My cousin recently had a major craving for Mexican food. The only problem is that we're in India and the Mexican food available doesn't taste quite the same nor as authentic. In order to quench our cravings, we even tried going to Taco Bell, which has a new item called the Paneer Tikka Masala Burrito! Unfortunately the menu had been too Indianized and no longer tasted Mexican. While this style of Taco Bell is very popular with people in India, it doesn't quite measure up to the Taco Bell we have in the US.
Our best bet was to figure out how to make it our selves. Unfortunately we did run into a few bumps along the road:

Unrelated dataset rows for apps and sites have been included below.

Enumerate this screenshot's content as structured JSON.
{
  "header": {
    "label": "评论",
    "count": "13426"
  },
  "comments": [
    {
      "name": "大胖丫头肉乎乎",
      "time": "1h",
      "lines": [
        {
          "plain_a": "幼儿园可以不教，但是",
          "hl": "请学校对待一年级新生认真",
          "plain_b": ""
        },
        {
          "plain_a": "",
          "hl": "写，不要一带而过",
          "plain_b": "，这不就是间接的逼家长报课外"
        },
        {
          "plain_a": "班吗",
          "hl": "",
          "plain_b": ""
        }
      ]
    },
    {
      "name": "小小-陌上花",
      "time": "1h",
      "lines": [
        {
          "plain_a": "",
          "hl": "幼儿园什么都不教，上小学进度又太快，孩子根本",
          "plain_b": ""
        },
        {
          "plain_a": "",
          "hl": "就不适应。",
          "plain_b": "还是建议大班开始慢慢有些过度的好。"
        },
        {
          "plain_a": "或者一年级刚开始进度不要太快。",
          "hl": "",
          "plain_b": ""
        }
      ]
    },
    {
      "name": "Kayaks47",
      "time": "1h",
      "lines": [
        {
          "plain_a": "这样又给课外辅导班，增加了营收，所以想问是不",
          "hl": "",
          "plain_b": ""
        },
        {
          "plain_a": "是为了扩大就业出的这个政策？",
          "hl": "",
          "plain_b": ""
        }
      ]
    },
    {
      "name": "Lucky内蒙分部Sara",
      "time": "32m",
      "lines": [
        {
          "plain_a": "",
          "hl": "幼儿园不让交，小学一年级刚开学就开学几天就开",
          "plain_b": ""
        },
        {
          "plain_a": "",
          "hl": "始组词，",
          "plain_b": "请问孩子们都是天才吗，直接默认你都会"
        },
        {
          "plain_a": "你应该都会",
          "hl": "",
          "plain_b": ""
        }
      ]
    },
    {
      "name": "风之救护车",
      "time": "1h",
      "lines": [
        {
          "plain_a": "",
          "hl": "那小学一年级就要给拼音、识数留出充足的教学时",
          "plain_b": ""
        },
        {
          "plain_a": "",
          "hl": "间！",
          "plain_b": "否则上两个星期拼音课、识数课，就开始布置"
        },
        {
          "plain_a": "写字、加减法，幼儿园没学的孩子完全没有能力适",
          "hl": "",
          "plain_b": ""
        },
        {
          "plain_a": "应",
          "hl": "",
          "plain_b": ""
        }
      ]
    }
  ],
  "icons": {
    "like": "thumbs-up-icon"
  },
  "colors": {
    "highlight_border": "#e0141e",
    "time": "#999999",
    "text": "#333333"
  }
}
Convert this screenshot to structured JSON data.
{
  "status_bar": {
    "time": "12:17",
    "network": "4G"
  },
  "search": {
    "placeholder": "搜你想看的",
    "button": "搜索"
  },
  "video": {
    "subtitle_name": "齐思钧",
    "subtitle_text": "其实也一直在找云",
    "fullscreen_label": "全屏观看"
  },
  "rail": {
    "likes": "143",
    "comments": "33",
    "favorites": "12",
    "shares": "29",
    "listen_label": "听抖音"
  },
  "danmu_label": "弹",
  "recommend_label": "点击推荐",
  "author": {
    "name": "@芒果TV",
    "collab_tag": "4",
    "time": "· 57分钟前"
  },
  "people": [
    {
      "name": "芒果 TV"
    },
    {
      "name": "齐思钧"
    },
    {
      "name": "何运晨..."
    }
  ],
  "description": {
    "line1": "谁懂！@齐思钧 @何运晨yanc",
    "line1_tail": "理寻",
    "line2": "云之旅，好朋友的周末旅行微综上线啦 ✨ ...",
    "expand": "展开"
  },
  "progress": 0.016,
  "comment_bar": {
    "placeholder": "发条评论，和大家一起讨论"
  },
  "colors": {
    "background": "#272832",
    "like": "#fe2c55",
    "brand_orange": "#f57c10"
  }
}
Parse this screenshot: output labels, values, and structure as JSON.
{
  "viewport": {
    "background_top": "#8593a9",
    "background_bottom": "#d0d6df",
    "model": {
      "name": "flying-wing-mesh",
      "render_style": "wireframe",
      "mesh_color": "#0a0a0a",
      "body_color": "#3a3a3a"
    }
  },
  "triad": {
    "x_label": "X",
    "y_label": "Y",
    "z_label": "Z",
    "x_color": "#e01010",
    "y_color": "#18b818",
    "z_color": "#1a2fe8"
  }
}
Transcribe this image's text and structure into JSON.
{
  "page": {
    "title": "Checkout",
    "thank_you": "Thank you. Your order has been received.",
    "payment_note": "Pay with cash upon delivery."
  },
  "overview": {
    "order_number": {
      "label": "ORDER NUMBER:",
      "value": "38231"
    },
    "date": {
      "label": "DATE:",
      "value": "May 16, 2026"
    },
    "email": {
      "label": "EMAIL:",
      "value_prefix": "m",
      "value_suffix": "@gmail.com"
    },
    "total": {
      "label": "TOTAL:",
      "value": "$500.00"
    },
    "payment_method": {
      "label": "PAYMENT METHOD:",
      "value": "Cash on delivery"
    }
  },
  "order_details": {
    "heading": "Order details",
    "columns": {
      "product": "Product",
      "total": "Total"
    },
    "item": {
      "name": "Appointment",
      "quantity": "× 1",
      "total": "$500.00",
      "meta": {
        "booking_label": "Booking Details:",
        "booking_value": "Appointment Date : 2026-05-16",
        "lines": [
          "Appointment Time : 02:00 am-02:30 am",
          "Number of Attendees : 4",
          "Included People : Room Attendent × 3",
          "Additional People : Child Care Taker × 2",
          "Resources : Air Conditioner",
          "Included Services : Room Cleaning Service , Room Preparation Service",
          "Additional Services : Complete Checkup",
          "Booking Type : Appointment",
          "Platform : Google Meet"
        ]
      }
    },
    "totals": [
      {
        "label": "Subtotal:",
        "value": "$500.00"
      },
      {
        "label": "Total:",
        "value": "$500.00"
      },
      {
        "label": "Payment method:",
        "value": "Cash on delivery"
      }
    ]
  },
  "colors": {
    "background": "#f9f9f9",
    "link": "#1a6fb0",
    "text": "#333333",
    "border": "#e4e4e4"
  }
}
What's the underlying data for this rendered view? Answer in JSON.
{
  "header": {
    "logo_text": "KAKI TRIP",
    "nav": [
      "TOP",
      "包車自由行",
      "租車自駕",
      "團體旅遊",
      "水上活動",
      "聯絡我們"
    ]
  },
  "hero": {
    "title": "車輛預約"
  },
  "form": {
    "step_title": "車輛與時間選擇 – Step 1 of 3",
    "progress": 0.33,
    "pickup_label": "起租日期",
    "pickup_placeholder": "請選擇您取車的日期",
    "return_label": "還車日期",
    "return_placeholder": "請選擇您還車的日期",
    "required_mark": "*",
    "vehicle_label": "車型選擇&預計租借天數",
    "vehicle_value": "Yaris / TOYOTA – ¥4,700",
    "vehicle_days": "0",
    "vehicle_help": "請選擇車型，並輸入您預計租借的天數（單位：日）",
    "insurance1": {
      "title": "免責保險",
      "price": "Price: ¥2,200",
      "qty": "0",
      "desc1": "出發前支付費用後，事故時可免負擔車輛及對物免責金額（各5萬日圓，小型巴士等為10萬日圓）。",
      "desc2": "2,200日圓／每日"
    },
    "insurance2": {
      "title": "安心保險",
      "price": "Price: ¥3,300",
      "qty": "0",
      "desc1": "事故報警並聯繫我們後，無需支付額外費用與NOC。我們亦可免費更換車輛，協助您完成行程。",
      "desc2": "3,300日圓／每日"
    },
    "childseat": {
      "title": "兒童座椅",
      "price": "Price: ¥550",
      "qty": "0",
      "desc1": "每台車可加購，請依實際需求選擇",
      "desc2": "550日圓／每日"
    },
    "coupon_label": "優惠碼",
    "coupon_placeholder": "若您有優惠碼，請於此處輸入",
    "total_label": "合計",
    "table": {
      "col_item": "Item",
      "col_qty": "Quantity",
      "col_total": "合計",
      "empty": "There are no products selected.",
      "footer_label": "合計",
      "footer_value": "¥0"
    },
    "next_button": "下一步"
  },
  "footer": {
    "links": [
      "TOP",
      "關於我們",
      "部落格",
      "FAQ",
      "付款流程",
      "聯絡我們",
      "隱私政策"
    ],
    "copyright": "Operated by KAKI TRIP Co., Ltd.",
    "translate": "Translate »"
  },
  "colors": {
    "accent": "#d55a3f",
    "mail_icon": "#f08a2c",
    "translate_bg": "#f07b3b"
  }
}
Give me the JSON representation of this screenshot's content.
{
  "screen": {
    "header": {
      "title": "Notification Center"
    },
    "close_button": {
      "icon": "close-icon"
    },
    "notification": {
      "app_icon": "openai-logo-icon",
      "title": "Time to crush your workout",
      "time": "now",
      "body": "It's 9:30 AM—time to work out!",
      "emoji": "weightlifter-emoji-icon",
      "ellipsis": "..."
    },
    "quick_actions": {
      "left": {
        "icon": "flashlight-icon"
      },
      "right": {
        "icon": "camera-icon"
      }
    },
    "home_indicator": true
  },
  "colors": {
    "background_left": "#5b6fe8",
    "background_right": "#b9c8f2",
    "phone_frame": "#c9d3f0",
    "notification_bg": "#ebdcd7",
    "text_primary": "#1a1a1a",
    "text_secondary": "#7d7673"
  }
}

- It is a lot harder to find iceberg lettuce in Bangalore than originally suspected. Iceberg lettuce isn't really in any kind of Indian food therefore only available at some special markets rather than on every street vegetable cart.
- Many people tend to substitute dahi for sour cream out of convenience, however, this doesn't have quite the same taste. Conveniently, we found a fairly easy recipe on how to make our own homemade sour cream! Tarla Dalal to the rescue!
- Making the refried beans for the tacos ended up being extremely time consuming. If I had been in the US, I could have just bought a can of beans, cooked them with some cumin and cayene pepper and been done with it. I completely took for granted the preparation needed to make refried beans. First you needed to soak and cook the beans until they were soft, and then cook them in a pan with the appropriate seasoning. This took much longer than I had originally expected.
We realized even making tortillas by hand wouldn't be so bad. Every morning, the cook at my grandparents house makes chapatis from scratch. Tortillas are esentially chapatis made from normal flour, not wheat. So my grandmother quickly whipped up a huge ball of dough for us to roll out and make into tortillas.
No taco would be complete without salsa! We made 2 different types of salsa, corn with jalapenos and pico de gallo salsa. Both salsas are extremely easy to make. For the corn salsa, you just need to combine boiled sweet corn kernels, diced jalapenos, lemon juice, salt, and some cilantro. Mix it together and viola! You have salsa. Similarly, if you mix diced tomatoes and onions, minced garlic, cilantro, and lemon juice you get pico de gallo salsa. Both can be made very quickly and are fresh and delicious!
Surprisingly everything turned out really tasty and me and my cousin happily enjoyed delicious Mexican food for the next 2 days! :) My cousin loved it so much, she ate it for breakfast, lunch, AND dinner for the next 2 days. Mission Success!
Hello and welcome!
We've known each other pretty much forever, and this blog is our way of documenting our culinary exploits, and some non-culinary exploits as well. We're not always on the same page, or in the same state, or even on the same continent, but two things are generally true:
At least one of us is not paying attention
At least one of us is wearing her pajamas